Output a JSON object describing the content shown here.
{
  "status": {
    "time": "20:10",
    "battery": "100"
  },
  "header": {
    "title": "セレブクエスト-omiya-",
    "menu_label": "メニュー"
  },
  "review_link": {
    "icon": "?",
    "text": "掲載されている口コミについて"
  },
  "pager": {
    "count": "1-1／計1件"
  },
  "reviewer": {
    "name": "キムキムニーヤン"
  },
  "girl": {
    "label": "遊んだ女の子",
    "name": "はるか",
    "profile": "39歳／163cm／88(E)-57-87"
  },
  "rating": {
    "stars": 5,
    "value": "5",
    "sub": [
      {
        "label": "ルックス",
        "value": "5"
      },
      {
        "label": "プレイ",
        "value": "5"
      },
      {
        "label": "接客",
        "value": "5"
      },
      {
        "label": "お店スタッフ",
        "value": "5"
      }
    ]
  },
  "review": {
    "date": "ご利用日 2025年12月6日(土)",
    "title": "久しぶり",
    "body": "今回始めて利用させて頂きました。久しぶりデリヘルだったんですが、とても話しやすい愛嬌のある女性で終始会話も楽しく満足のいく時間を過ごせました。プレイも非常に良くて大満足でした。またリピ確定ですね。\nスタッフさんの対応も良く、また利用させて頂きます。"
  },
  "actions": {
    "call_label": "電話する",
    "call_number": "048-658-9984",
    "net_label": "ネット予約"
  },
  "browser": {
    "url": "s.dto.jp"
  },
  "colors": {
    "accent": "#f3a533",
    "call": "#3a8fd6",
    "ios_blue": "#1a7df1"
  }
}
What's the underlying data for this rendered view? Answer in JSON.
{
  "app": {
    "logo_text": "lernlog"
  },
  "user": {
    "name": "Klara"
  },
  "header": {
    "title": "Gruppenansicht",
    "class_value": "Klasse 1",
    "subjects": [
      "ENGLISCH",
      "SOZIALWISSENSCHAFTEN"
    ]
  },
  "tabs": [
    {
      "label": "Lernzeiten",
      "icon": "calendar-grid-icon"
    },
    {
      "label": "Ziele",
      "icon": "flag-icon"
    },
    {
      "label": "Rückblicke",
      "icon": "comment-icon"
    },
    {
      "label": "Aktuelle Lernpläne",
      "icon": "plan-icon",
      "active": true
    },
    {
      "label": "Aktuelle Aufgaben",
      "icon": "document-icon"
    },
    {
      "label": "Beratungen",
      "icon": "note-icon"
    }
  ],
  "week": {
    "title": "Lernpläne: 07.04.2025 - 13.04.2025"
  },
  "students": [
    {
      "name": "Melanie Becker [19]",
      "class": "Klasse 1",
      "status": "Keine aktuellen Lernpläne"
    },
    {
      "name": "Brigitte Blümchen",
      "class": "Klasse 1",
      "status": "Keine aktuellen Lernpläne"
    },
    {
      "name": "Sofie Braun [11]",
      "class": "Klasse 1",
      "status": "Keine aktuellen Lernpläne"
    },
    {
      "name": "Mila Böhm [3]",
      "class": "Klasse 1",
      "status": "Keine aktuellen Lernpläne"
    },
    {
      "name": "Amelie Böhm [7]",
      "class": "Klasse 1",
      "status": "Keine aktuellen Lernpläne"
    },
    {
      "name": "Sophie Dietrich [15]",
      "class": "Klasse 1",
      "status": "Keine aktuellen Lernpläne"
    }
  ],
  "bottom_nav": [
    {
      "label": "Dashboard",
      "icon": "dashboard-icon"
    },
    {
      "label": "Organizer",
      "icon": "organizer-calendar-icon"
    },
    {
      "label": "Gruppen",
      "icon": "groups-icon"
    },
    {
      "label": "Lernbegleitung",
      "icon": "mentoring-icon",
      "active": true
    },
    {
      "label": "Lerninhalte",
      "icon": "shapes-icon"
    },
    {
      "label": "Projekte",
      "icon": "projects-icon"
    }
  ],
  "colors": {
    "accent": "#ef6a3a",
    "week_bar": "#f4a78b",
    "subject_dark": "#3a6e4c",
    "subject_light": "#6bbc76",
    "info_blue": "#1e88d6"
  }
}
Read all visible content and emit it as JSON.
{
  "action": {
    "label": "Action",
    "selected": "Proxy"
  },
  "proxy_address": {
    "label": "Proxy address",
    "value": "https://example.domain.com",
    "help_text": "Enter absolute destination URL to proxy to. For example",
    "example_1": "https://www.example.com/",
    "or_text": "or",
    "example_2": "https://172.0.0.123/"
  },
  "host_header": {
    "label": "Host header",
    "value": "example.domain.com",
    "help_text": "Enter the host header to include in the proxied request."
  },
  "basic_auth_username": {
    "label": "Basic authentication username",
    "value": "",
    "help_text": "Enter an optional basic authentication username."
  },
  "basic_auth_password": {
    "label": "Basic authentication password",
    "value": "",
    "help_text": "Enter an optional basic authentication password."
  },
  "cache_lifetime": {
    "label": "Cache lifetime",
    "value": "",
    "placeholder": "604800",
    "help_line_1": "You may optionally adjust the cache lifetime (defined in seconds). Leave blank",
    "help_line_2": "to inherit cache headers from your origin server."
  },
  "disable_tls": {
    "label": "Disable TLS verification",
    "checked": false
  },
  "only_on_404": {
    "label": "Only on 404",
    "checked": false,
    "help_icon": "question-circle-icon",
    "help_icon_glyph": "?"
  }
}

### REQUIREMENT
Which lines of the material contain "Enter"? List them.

### WRITTEN RESPONSE
    "help_text": "Enter absolute destination URL to proxy to. For example",
    "help_text": "Enter the host header to include in the proxied request."
    "help_text": "Enter an optional basic authentication username."
    "help_text": "Enter an optional basic authentication password."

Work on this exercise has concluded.